**TRY IT**:
Go through the entries below and collect each line with the string "private" in it.

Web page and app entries
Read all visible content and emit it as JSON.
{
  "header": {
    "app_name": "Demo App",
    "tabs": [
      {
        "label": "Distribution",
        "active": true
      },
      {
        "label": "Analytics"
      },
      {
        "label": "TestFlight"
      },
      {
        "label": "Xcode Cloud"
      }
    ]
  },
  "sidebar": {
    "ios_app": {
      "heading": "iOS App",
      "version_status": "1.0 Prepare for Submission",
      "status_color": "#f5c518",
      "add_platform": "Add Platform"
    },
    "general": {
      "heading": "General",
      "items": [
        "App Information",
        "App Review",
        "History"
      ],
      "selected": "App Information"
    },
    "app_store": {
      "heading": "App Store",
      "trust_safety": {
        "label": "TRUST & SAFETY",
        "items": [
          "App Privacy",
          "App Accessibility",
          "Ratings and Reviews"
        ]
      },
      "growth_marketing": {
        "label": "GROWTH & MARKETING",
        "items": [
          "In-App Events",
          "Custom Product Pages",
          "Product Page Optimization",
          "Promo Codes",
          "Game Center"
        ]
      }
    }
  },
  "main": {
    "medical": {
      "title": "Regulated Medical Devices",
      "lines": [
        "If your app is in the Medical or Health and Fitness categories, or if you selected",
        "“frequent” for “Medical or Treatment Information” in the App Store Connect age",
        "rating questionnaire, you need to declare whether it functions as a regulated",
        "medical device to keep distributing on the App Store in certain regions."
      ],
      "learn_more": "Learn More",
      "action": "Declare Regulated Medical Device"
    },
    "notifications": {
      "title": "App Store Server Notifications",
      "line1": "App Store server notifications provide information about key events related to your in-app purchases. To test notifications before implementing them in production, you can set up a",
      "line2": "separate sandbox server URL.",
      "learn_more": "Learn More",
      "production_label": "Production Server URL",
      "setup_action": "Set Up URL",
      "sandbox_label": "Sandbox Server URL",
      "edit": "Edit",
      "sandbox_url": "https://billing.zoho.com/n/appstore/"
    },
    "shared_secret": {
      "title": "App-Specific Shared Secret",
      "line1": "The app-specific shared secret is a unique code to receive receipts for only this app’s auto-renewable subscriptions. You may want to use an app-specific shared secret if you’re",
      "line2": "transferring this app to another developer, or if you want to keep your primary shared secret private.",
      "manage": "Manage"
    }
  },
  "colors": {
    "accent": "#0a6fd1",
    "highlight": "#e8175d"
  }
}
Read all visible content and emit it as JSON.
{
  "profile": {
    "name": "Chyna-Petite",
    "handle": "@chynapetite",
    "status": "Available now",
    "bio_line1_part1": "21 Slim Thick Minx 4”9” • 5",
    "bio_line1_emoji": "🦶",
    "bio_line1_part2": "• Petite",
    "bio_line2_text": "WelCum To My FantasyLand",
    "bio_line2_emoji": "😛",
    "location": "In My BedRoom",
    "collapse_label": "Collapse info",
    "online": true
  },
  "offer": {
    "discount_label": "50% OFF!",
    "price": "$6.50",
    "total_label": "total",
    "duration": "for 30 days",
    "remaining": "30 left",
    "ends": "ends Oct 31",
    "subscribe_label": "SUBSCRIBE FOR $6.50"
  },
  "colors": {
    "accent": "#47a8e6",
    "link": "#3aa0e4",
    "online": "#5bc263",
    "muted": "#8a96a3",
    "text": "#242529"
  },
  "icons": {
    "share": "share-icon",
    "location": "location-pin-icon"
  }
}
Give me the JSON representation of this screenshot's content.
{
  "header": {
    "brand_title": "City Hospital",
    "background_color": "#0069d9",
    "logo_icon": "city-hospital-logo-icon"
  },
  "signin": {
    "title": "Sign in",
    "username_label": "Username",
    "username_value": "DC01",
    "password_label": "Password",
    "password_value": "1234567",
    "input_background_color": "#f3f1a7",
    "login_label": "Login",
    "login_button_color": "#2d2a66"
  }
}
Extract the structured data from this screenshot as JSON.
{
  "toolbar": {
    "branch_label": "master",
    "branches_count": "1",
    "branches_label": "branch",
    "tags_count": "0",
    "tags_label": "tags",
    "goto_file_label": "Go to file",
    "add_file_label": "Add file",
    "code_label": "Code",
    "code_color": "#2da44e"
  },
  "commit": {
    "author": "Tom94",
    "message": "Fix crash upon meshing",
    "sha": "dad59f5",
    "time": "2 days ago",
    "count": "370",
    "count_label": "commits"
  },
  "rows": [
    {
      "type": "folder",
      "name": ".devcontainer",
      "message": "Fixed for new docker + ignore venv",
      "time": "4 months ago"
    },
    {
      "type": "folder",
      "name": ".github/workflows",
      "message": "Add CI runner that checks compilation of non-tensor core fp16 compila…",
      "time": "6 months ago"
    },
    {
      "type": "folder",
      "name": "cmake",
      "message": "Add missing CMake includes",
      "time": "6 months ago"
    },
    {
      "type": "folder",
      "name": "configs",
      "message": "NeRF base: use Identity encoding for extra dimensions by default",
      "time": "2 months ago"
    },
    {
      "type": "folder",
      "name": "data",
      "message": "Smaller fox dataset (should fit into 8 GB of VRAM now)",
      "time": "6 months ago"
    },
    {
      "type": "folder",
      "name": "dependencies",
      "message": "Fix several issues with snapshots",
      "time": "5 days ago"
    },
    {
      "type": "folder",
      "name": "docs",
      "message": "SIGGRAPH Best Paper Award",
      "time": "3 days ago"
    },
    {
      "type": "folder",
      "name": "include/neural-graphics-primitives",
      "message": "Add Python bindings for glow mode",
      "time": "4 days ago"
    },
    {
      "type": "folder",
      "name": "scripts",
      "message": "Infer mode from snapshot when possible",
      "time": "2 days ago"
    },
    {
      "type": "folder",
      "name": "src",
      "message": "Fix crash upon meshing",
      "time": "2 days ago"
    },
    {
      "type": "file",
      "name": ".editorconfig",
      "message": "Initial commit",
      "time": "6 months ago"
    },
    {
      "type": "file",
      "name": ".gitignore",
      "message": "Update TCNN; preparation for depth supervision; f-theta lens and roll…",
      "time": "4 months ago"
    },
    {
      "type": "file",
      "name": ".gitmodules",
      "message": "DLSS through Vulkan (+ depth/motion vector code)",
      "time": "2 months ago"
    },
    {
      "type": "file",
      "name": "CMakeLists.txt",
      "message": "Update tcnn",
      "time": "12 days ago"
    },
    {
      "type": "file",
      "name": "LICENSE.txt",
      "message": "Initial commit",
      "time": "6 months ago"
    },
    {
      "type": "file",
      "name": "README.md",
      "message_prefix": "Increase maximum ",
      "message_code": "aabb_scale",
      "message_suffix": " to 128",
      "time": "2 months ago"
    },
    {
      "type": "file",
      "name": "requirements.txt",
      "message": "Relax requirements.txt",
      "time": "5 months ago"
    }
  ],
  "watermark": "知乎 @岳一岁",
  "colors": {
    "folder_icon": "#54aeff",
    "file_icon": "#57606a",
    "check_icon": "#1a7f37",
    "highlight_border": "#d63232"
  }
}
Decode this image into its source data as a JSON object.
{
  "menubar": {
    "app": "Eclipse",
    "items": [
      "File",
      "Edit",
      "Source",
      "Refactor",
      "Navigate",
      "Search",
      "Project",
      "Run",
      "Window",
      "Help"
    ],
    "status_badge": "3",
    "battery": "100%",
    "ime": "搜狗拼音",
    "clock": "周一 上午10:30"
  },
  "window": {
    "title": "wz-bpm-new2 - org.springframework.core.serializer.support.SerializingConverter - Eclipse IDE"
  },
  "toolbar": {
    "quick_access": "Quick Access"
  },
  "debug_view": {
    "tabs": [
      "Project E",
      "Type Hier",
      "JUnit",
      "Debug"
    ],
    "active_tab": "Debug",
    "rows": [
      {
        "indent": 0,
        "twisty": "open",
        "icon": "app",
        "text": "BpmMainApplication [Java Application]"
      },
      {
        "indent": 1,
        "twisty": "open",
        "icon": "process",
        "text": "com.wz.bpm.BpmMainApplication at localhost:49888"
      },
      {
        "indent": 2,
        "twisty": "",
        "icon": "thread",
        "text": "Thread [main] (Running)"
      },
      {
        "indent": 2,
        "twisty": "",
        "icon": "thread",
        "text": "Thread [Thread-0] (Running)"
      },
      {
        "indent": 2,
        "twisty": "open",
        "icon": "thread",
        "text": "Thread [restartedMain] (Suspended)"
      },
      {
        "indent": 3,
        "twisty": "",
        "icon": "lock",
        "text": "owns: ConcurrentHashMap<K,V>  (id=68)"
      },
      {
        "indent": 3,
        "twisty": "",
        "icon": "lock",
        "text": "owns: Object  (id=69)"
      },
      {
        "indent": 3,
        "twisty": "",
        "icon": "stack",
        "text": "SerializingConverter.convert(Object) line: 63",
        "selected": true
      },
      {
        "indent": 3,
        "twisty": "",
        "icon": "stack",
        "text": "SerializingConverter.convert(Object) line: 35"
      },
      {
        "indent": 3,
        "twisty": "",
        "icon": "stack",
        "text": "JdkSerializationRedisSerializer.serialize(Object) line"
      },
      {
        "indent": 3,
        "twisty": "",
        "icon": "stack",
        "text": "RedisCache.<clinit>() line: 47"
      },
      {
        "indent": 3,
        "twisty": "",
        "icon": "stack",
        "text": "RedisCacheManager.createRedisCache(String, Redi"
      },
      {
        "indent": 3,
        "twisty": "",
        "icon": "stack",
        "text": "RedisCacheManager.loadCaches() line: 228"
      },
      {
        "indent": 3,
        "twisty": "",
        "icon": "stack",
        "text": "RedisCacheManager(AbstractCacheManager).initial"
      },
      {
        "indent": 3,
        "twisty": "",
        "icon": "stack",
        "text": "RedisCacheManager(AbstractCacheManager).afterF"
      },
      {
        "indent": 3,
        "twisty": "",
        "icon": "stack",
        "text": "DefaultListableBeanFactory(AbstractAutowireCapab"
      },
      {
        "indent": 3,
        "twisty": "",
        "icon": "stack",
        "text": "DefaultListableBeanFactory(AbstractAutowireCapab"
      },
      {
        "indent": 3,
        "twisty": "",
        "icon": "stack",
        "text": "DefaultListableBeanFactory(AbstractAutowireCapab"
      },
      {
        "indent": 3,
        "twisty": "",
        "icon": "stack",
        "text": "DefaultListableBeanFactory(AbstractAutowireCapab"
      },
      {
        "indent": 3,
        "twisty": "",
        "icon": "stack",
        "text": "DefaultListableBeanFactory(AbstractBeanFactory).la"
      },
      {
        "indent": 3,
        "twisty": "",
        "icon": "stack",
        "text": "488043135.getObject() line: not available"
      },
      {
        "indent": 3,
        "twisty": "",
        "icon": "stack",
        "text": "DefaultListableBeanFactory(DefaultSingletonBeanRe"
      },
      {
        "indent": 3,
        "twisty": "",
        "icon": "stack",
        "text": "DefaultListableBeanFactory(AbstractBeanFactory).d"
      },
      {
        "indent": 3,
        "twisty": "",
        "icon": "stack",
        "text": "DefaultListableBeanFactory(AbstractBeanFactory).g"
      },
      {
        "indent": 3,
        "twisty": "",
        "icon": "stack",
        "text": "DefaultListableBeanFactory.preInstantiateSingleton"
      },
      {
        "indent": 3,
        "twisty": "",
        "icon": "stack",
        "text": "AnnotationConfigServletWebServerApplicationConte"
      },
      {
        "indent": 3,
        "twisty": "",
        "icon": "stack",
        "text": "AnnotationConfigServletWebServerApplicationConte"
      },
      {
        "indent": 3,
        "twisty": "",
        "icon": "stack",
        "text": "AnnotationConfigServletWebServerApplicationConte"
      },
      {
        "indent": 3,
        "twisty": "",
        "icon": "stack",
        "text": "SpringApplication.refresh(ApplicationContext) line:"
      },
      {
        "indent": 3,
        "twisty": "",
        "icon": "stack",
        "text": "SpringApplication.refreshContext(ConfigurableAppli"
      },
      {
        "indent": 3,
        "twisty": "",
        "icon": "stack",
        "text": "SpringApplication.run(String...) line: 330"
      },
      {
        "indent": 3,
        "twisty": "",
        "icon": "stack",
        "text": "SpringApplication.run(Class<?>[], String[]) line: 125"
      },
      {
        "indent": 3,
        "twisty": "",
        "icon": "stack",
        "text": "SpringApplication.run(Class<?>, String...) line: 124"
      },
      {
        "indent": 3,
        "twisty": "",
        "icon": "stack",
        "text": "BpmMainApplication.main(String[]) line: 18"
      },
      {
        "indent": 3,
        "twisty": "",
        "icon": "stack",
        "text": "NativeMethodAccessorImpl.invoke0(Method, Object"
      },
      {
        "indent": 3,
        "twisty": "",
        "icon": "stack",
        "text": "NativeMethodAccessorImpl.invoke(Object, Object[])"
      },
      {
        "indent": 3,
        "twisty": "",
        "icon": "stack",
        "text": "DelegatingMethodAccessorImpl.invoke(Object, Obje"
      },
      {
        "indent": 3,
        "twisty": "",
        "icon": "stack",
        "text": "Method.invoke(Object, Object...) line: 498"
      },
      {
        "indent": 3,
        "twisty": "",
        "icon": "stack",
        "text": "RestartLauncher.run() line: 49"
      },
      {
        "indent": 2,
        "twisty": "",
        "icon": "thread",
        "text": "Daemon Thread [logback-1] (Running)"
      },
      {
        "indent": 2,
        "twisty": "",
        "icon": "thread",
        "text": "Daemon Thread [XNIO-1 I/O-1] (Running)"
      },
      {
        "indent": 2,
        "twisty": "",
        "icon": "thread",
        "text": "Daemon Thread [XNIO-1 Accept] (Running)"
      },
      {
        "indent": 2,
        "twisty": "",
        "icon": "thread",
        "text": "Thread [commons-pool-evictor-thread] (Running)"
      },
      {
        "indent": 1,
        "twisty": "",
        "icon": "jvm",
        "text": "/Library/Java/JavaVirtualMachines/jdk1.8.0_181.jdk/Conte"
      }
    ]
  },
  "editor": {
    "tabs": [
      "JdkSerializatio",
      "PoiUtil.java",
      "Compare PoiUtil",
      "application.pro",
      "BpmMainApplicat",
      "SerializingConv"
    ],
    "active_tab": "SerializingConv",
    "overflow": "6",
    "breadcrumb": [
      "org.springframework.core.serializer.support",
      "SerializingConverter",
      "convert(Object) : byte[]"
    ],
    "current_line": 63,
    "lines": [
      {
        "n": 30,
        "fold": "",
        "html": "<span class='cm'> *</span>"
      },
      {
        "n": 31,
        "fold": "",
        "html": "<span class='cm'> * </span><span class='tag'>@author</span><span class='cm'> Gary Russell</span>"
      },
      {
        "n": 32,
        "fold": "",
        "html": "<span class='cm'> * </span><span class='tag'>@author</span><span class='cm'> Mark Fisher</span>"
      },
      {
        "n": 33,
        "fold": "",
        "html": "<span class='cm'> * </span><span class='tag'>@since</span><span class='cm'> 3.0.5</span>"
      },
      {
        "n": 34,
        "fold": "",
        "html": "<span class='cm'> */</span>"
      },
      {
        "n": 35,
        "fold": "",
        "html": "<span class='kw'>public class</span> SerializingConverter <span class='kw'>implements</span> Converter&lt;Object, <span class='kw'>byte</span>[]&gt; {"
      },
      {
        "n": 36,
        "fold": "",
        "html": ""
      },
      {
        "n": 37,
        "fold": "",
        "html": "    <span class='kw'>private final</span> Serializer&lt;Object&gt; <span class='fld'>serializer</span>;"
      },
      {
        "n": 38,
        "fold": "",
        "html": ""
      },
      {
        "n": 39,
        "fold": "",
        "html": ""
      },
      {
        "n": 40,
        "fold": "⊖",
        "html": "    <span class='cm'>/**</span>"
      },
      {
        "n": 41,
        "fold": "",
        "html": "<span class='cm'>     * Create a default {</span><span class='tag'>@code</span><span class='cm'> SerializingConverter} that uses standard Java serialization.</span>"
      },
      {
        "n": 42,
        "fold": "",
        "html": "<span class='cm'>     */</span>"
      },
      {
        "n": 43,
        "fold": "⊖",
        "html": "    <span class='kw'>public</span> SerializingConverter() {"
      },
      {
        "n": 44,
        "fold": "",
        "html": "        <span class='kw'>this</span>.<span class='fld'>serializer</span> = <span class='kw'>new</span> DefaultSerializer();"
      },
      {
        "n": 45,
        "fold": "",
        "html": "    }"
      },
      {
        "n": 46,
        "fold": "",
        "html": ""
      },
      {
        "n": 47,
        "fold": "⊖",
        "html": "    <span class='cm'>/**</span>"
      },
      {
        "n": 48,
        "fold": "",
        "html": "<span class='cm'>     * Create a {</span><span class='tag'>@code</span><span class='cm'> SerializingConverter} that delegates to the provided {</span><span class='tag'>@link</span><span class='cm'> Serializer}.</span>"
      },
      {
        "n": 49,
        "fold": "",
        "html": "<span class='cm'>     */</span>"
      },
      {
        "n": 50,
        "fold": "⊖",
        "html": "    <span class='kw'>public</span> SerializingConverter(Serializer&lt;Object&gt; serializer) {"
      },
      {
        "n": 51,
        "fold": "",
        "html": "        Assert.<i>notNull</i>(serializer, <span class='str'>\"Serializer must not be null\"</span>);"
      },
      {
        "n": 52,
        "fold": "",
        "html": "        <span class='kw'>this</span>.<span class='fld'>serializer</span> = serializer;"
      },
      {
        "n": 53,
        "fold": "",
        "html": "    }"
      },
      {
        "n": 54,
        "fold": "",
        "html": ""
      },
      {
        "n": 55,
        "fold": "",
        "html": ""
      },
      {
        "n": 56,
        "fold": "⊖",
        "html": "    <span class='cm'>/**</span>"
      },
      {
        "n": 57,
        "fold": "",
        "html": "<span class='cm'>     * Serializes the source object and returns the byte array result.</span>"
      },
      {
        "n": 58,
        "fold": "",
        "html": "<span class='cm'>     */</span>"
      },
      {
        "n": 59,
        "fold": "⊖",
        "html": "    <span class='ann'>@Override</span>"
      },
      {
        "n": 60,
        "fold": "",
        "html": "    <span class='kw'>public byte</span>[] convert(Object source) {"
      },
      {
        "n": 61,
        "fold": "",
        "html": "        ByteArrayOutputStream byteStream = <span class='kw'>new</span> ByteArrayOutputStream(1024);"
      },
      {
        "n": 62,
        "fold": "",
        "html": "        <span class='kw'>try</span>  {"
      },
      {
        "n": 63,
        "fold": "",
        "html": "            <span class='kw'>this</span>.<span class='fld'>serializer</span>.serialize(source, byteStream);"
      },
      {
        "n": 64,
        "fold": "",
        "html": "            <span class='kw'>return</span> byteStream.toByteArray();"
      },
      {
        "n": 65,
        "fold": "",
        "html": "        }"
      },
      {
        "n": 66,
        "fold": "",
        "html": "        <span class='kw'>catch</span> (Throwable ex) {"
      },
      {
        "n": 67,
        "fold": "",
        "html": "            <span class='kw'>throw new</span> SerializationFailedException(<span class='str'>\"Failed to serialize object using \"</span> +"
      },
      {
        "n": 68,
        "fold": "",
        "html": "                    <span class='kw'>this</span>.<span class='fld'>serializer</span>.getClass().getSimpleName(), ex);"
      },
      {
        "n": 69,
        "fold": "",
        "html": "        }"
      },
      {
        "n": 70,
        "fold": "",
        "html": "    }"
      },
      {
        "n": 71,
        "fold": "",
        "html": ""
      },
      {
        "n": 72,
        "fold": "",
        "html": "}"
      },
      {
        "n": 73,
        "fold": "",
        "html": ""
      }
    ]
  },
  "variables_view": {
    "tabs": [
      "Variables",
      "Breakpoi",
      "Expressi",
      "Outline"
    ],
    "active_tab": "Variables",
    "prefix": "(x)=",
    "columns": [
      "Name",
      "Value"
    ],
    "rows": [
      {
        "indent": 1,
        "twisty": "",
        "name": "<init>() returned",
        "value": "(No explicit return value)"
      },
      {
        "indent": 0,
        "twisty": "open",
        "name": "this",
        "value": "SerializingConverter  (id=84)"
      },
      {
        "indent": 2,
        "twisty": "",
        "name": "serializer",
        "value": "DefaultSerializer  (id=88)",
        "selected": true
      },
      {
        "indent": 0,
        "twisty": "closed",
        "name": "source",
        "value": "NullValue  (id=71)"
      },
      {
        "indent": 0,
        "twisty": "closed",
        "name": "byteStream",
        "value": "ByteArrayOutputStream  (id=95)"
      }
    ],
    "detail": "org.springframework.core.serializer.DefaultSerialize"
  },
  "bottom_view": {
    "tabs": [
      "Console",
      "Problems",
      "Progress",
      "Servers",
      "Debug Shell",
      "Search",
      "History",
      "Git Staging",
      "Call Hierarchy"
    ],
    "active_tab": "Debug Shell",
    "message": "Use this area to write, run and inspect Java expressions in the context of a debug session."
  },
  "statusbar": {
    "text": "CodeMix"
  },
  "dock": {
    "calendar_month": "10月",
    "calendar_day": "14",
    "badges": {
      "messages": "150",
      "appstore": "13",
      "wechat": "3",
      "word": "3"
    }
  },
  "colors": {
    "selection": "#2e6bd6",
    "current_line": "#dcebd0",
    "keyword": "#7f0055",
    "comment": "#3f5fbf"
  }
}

**YOUR SOLUTION**:
      "line2": "transferring this app to another developer, or if you want to keep your primary shared secret private.",
        "html": "    <span class='kw'>private final</span> Serializer&lt;Object&gt; <span class='fld'>serializer</span>;"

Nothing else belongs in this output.